  • What does functionPerf(R) look like?
more on enhanced cores
More on Enhanced Cores
  • (Performance Perf(R) consuming R BCEs resources)
  • If Perf(R) > R Always enhance core
  • Cost-effectively speedups both sequential & parallel
  • Therefore, Equations Assume Perf(R) < R
  • Graphs Assume Perf(R) = square root of R
    • 2x performance for 4 BCEs, 3x for 9 BCEs, etc.
    • Why? Models diminishing returns with “no coefficients”
  • How to speedup enhanced core?
    • <Insert favorite or TBD micro-architectural ideas here>
how many symmetric cores per chip
How Many (Symmetric) Cores per Chip?
  • Each Chip Bounded to N BCEs (for all cores)
  • Each Core consumes R BCEs
  • Assume SymmetricMulticore = All Cores Identical
  • Therefore, N/R Cores per Chip —(N/R)*R = N
  • For an N = 16 BCE Chip:

Sixteen 1-BCE cores

Four 4-BCE cores

One 16-BCE core

performance of symmetric multicore chips

1

Symmetric Speedup =

F * R

1 - F

+

Perf(R)

Perf(R)*N

Enhanced Cores speed Serial & Parallel

Performance of Symmetric Multicore Chips
  • Serial Fraction 1-F uses 1 core at rate Perf(R)
  • Serial time = (1 – F) / Perf(R)
  • Parallel Fraction uses N/R cores at rate Perf(R) each
  • Parallel time = F / (Perf(R) * (N/R)) = F*R / Perf(R)*N
  • Therefore, w.r.t. one base core:
  • Implications?
symmetric multicore chip n 16 bces
Symmetric Multicore Chip, N = 16 BCEs

F=0.5, Opt. Speedup S = 4 = 1/(0.5/4 + 0.5*16/(4*16))

Need to increase parallelism to make multicore optimal!

F=0.5

R=16,

Cores=1,

Speedup=4

(16 cores)

(8 cores)

(2 cores)
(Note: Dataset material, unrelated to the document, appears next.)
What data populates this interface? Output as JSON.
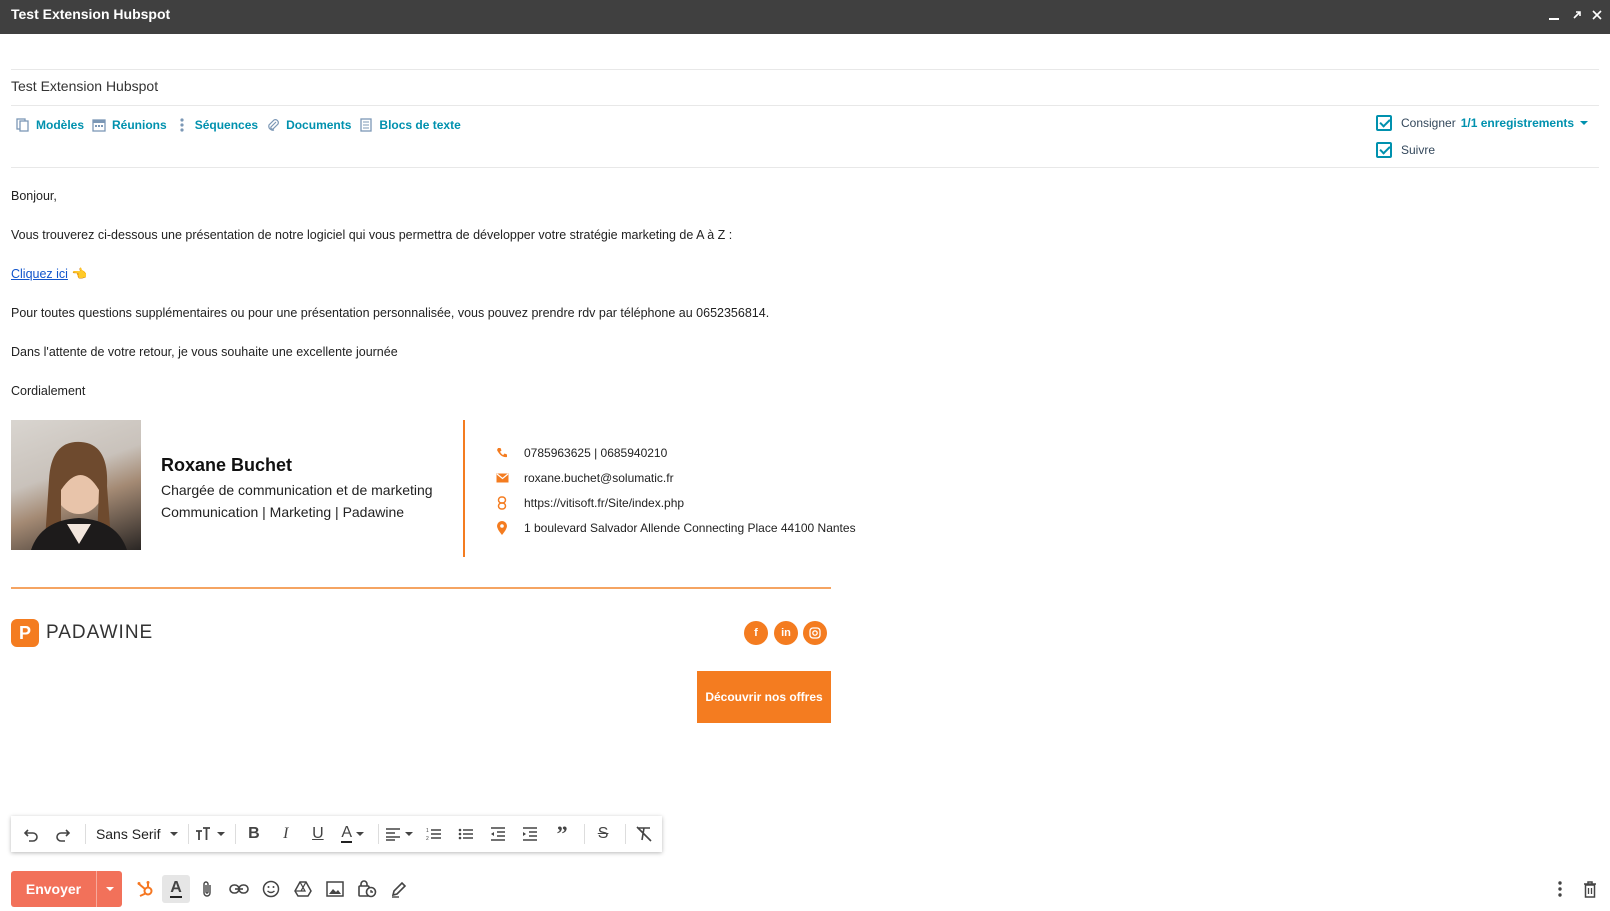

(1 core)

(4 cores)

symmetric multicore chip n 16 bces1
Symmetric Multicore Chip, N = 16 BCEs

At F=0.9, Multicore optimal, but speedup limited

Need to obtain even more parallelism!

F=0.9, R=2, Cores=8, Speedup=6.7

F=0.5

R=16,

Cores=1,

Speedup=4

symmetric multicore chip n 16 bces2
Symmetric Multicore Chip, N = 16 BCEs

F1, R=1, Cores=16, Speedup16

F matters: Amdahl’s Law applies to multicore chips

Researchers should target parallelism F first

symmetric multicore chip n 16 bces3
Symmetric Multicore Chip, N = 16 BCEs

Recall F=0.9, R=2, Cores=8, Speedup=6.7

As Moore’s Law enables N to go from 16 to 256 BCEs,

More core enhancements? More cores? Or both?

symmetric multicore chip n 256 bces
Symmetric Multicore Chip, N = 256 BCEs

As Moore’s Law increases N, often need enhanced core designs

Some researchers should target single-core performance

F1

R=1 (vs. 1)

Cores=256 (vs. 16)

Speedup=204 (vs. 16)

MORE CORES!

F=0.99

R=3 (vs. 1)

Cores=85 (vs. 16)

Speedup=80 (vs. 13.9)

CORE ENHANCEMENTS& MORE CORES!

F=0.9

R=28 (vs. 2)

Cores=9 (vs. 8)

Speedup=26.7 (vs. 6.7)

CORE ENHANCEMENTS!